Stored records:
⟨

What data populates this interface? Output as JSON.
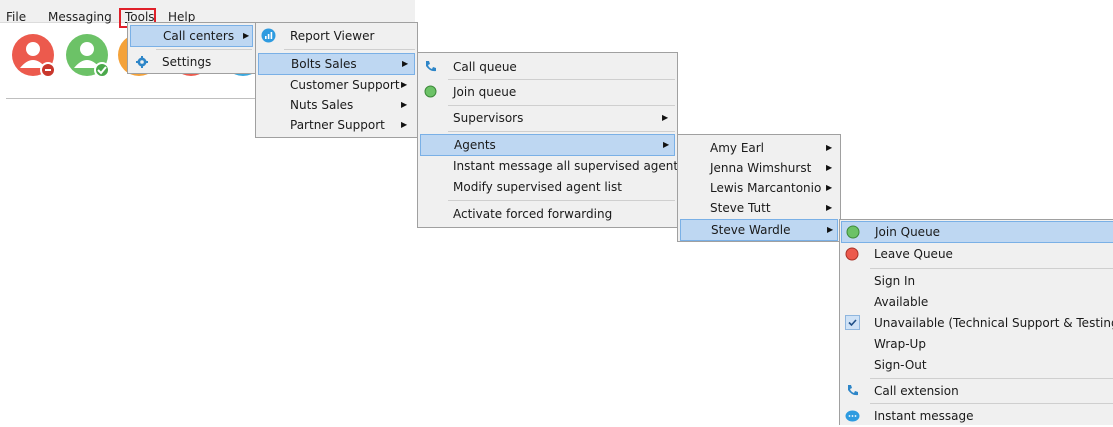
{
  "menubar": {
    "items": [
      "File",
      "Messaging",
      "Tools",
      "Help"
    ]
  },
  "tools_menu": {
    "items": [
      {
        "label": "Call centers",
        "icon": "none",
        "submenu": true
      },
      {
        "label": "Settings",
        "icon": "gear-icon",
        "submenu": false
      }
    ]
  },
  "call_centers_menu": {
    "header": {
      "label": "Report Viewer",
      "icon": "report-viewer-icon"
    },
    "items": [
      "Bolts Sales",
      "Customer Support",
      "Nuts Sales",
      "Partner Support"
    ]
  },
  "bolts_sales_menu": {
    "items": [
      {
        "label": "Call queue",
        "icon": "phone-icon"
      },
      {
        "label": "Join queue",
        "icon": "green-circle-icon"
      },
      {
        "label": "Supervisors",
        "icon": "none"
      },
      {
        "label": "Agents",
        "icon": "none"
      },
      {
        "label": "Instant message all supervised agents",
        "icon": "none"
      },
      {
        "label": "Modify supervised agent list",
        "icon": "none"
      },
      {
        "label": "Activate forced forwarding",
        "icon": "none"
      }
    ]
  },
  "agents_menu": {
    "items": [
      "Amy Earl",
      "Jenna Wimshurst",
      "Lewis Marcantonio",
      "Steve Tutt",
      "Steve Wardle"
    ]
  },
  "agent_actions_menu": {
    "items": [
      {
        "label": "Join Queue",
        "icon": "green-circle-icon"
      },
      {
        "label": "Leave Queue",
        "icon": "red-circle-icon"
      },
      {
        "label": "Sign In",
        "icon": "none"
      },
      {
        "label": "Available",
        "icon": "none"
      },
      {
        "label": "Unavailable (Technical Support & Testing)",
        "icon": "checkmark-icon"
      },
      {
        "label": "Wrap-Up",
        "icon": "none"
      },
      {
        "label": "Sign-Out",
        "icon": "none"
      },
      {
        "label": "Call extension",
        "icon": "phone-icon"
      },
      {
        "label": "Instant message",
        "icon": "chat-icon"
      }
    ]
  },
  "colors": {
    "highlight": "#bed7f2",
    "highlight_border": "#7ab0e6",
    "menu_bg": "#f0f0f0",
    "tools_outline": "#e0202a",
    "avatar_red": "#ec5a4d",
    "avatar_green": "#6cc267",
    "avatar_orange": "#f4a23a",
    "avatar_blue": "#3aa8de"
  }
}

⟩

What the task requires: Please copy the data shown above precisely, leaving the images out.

Problem solution:
What data populates this interface? Output as JSON.
{
  "menubar": {
    "items": [
      "File",
      "Messaging",
      "Tools",
      "Help"
    ]
  },
  "tools_menu": {
    "items": [
      {
        "label": "Call centers",
        "icon": "none",
        "submenu": true
      },
      {
        "label": "Settings",
        "icon": "gear-icon",
        "submenu": false
      }
    ]
  },
  "call_centers_menu": {
    "header": {
      "label": "Report Viewer",
      "icon": "report-viewer-icon"
    },
    "items": [
      "Bolts Sales",
      "Customer Support",
      "Nuts Sales",
      "Partner Support"
    ]
  },
  "bolts_sales_menu": {
    "items": [
      {
        "label": "Call queue",
        "icon": "phone-icon"
      },
      {
        "label": "Join queue",
        "icon": "green-circle-icon"
      },
      {
        "label": "Supervisors",
        "icon": "none"
      },
      {
        "label": "Agents",
        "icon": "none"
      },
      {
        "label": "Instant message all supervised agents",
        "icon": "none"
      },
      {
        "label": "Modify supervised agent list",
        "icon": "none"
      },
      {
        "label": "Activate forced forwarding",
        "icon": "none"
      }
    ]
  },
  "agents_menu": {
    "items": [
      "Amy Earl",
      "Jenna Wimshurst",
      "Lewis Marcantonio",
      "Steve Tutt",
      "Steve Wardle"
    ]
  },
  "agent_actions_menu": {
    "items": [
      {
        "label": "Join Queue",
        "icon": "green-circle-icon"
      },
      {
        "label": "Leave Queue",
        "icon": "red-circle-icon"
      },
      {
        "label": "Sign In",
        "icon": "none"
      },
      {
        "label": "Available",
        "icon": "none"
      },
      {
        "label": "Unavailable (Technical Support & Testing)",
        "icon": "checkmark-icon"
      },
      {
        "label": "Wrap-Up",
        "icon": "none"
      },
      {
        "label": "Sign-Out",
        "icon": "none"
      },
      {
        "label": "Call extension",
        "icon": "phone-icon"
      },
      {
        "label": "Instant message",
        "icon": "chat-icon"
      }
    ]
  },
  "colors": {
    "highlight": "#bed7f2",
    "highlight_border": "#7ab0e6",
    "menu_bg": "#f0f0f0",
    "tools_outline": "#e0202a",
    "avatar_red": "#ec5a4d",
    "avatar_green": "#6cc267",
    "avatar_orange": "#f4a23a",
    "avatar_blue": "#3aa8de"
  }
}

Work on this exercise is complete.